THE DATA:
• • • • •
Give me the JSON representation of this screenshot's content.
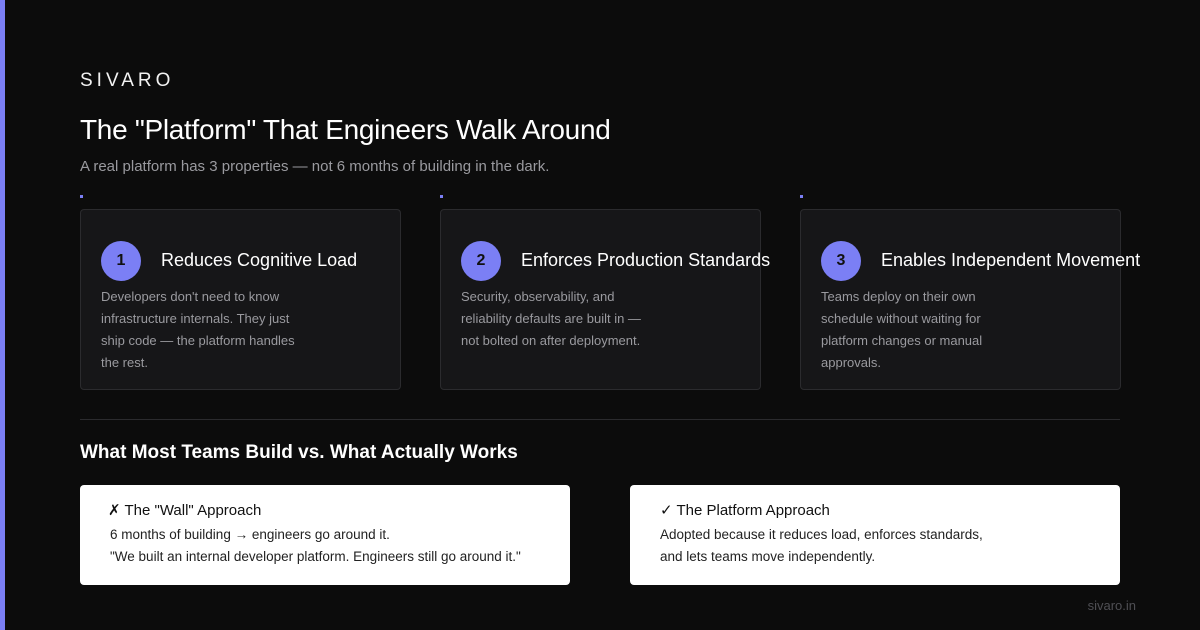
{
  "brand": "SIVARO",
  "title": "The \"Platform\" That Engineers Walk Around",
  "subtitle": "A real platform has 3 properties — not 6 months of building in the dark.",
  "cards": [
    {
      "number": "1",
      "title": "Reduces Cognitive Load",
      "description": "Developers don't need to know infrastructure internals. They just ship code — the platform handles the rest."
    },
    {
      "number": "2",
      "title": "Enforces Production Standards",
      "description": "Security, observability, and reliability defaults are built in — not bolted on after deployment."
    },
    {
      "number": "3",
      "title": "Enables Independent Movement",
      "description": "Teams deploy on their own schedule without waiting for platform changes or manual approvals."
    }
  ],
  "comparison": {
    "title": "What Most Teams Build vs. What Actually Works",
    "wall": {
      "icon": "✗",
      "title": "The \"Wall\" Approach",
      "line1": "6 months of building → engineers go around it.",
      "line2": "\"We built an internal developer platform. Engineers still go around it.\""
    },
    "platform": {
      "icon": "✓",
      "title": "The Platform Approach",
      "line1": "Adopted because it reduces load, enforces standards,",
      "line2": "and lets teams move independently."
    }
  },
  "footer": "sivaro.in",
  "colors": {
    "accent": "#7b7ff5",
    "background": "#0c0c0c",
    "card": "#161618"
  }
}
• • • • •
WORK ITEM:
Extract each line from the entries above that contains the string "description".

SOLVED PROBLEM:
      "description": "Developers don't need to know infrastructure internals. They just ship code — the platform handles the rest."
      "description": "Security, observability, and reliability defaults are built in — not bolted on after deployment."
      "description": "Teams deploy on their own schedule without waiting for platform changes or manual approvals."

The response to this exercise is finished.